A new report has been published reviewing the effectiveness of the inspection regime implemented by the Care Quality Commission (CQC).

Impact of the Care Quality Commission on Provider Performance – Room for Improvement? was published by the Kings Fund in September 2018.

The report looks at the effect of the inspection approach that was introduced in 2013. The research covers the period from 2015 to 2018 and was conducted in acute hospitals, mental health services, general practices and social care services in six areas of England. It looks at the impacts of inspection before, during and after inspectors’ visits, and through interactions between regulators, providers and other key stakeholders.

The research introduces a framework which outlines eight ways in which regulation can affect provider performance. Evidence of all eight were found, although some types of impact (e.g. anticipatory impact, where providers make changes in advance of an inspection) were more common than others (e.g. systemic impact, where the regulator effects change beyond individual providers).

Key findings include:

  • providers accept and generally support the need for quality regulation within the health and care system and see the approach introduced by CQC in 2013 as a significant improvement on the system it replaced, which had been widely criticised
  • significant differences in impact were found between the four sectors studied, highlighting the potential for CQC to develop its model in different ways in each sector
  • the relationships between CQC staff and health and social care professionals and managers fundamentally affected the way regulation worked and its impact

The King’s Fund states that its research highlights the importance for CQC of investing in recruitment and training of its staff, to create an inspection workforce with the credibility and skills necessary to foster improvement through close relationships, while maintaining consistency and objectivity. For service providers, it emphasises the need to encourage and support their staff to engage in open, improvement-focused discussions with inspection teams.

The researchers also state that, as health and social care provision becomes more integrated, the current focus in individual providers will need to be replaced with regulatory approaches that cross organisational and sectoral boundaries.

The King’s Fund acknowledge that, now that CQC has completed its first full cycle of inspecting and rating health and social care providers, it is implementing a new strategy for regulation that addresses some of the issues raised in the research.

The research concludes that the relationship of inspection teams and providers is two-way and that the impact of CQC on quality is not only affected by how CQC interacts with providers but also by how providers interact with CQC. The providers likely to gain most, it states, are those that develop ‘strong ongoing relationships’ with CQC staff and seek to engage in improvement throughout the year, rather than episodically in response to regulation.

In response to the report, Ian Trenholm, the CQC chief executive, said:

‘We welcome the findings of this report on the regulatory model we introduced in 2013, the recommendations it offers and the support it gives to the changes we have already made and are continuing to make in line with our strategy.

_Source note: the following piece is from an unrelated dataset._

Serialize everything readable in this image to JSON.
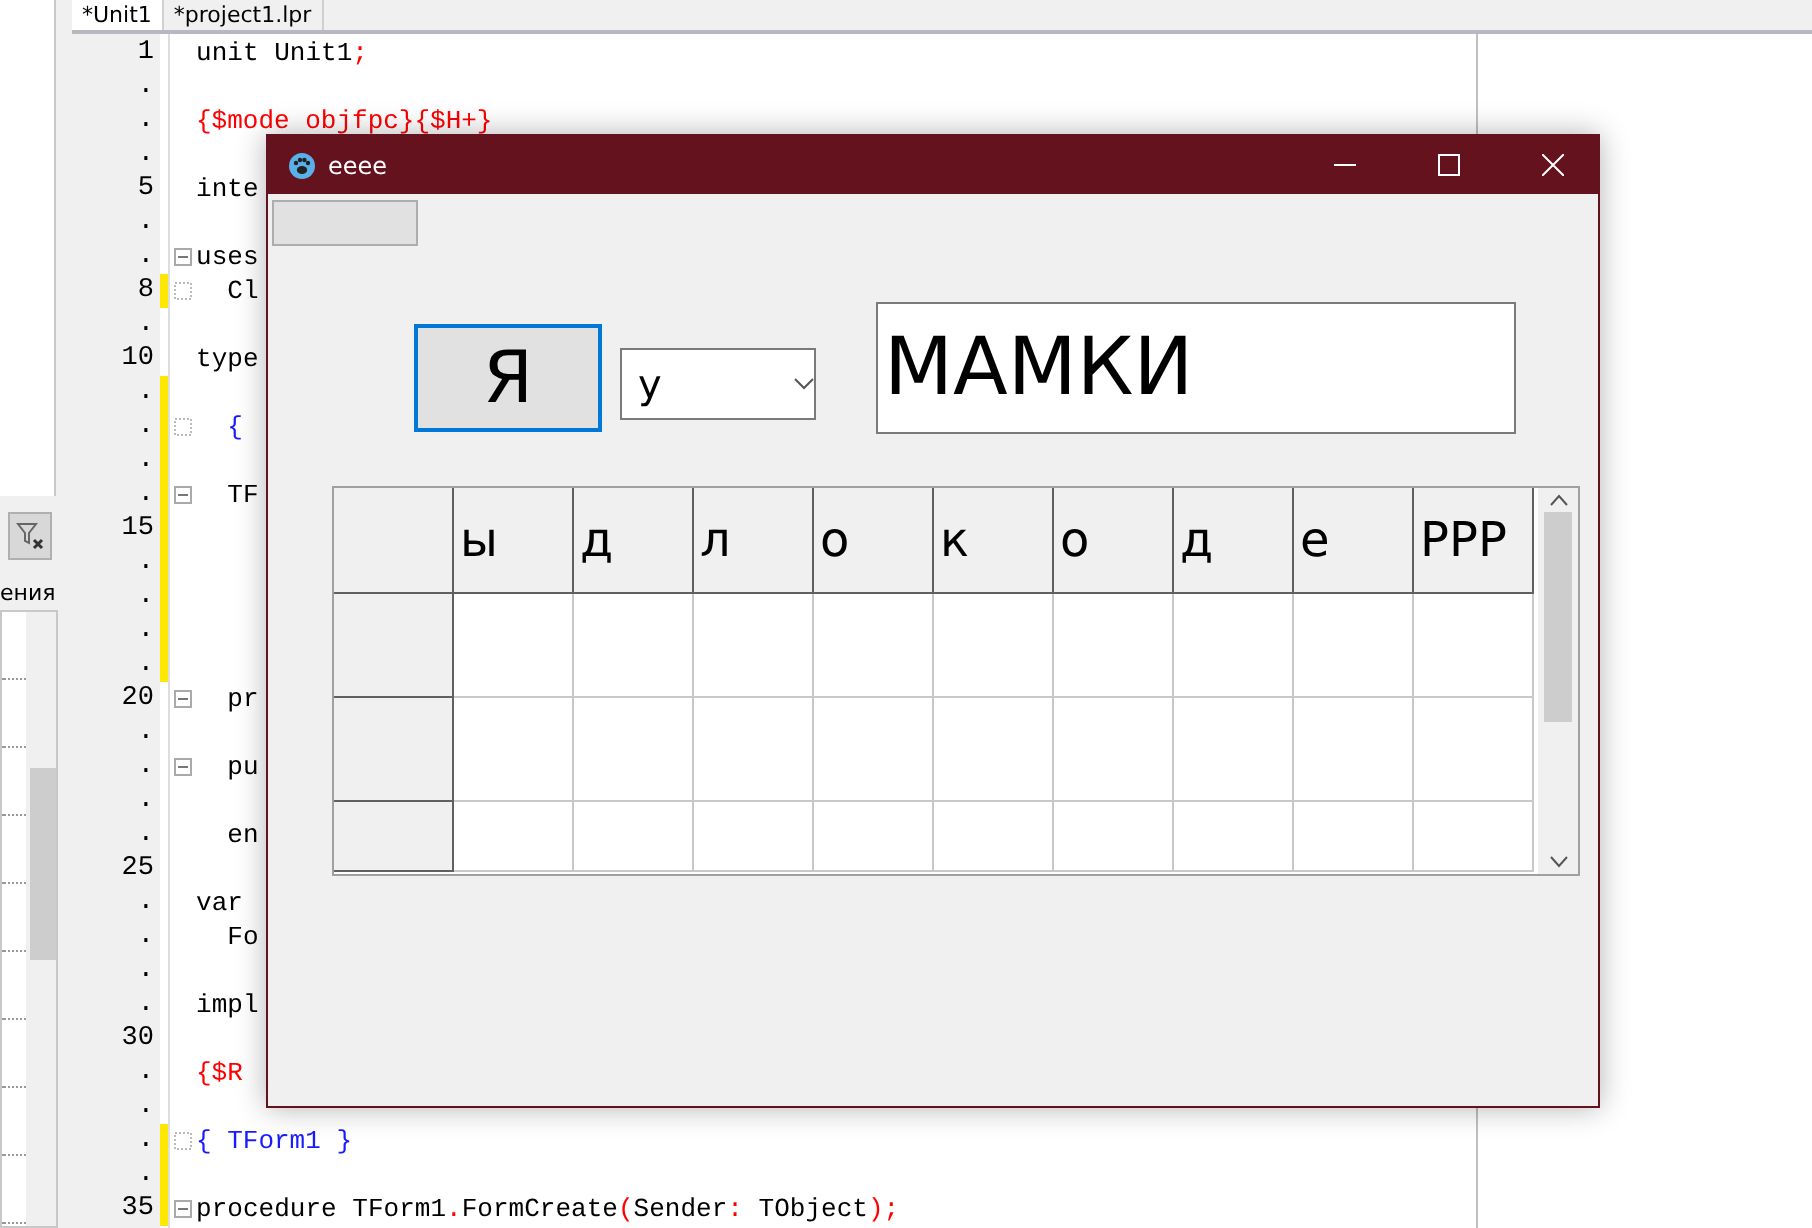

‘We are already placing greater emphasis on relationship management, the development of system-wide approaches to monitoring quality, and the introduction of CQC insight and intelligence driven assessment.

‘In an environment of pressure and change, we’ll continue to evolve our model to support the system to improve – and take action to protect people where necessary.’

The report can be downloaded from the King’s Fund website at https://bit.ly/2qk9FVU.